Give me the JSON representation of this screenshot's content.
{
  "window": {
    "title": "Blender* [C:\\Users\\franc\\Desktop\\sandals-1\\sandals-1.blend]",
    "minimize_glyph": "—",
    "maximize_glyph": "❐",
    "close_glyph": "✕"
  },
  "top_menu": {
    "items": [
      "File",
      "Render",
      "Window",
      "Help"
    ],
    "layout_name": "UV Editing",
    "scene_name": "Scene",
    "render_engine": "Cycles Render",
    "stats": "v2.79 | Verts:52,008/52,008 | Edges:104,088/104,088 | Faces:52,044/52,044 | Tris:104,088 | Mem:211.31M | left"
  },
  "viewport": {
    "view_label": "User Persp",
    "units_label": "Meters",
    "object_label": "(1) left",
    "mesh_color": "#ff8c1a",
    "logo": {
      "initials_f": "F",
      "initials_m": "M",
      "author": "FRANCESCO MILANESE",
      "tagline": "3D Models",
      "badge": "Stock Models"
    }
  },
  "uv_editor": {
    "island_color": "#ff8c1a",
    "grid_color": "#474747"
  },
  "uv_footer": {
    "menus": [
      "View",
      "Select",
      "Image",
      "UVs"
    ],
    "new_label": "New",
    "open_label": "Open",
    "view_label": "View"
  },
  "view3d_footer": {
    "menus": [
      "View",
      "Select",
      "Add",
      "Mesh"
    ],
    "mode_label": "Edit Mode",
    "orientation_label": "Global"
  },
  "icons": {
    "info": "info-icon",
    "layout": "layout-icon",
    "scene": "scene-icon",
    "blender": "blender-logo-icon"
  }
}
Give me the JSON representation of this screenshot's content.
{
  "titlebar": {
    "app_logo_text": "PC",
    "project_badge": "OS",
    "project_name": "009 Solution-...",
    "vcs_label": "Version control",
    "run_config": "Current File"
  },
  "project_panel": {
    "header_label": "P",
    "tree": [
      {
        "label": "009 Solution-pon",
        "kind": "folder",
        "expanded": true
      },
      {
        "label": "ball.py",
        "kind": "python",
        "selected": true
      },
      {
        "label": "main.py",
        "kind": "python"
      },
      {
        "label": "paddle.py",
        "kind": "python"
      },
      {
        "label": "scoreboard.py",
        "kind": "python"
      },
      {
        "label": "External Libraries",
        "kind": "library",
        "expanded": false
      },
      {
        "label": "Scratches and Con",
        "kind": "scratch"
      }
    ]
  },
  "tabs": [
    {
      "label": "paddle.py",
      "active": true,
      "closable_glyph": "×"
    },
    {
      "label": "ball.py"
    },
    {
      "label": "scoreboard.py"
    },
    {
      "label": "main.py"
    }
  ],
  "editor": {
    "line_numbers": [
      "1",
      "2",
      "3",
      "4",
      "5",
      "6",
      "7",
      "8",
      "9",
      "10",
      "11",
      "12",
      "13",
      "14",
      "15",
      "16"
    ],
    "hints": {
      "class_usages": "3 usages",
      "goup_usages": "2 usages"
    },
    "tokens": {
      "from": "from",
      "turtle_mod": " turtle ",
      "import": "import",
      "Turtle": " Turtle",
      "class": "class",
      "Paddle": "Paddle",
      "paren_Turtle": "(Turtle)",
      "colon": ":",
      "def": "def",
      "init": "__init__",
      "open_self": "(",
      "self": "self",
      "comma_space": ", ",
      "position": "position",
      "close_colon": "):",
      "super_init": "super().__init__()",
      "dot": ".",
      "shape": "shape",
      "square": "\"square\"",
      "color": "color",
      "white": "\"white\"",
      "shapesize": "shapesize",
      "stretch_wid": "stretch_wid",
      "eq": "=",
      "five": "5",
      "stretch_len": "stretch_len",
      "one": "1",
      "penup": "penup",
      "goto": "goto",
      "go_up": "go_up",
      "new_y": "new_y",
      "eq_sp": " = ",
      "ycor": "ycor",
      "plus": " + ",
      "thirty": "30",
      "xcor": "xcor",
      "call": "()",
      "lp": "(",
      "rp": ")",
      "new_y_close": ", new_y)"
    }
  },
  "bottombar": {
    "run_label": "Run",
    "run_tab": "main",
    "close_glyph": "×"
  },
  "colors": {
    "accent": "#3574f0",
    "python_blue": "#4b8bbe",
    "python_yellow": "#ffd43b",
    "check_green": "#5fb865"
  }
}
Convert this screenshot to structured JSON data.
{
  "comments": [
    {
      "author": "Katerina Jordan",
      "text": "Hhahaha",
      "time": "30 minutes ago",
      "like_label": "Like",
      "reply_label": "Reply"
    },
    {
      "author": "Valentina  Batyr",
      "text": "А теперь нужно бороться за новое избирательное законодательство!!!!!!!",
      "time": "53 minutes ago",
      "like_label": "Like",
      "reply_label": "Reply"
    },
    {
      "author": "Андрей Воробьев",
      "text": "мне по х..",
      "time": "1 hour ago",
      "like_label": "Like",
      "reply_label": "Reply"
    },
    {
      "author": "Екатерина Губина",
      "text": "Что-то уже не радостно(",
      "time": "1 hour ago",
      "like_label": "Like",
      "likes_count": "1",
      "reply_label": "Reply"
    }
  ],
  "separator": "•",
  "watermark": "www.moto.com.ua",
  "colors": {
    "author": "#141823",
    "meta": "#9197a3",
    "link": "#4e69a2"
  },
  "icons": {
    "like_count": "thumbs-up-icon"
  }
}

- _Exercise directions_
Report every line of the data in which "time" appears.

- _Problem solution_
      "time": "30 minutes ago",
      "time": "53 minutes ago",
      "time": "1 hour ago",
      "time": "1 hour ago",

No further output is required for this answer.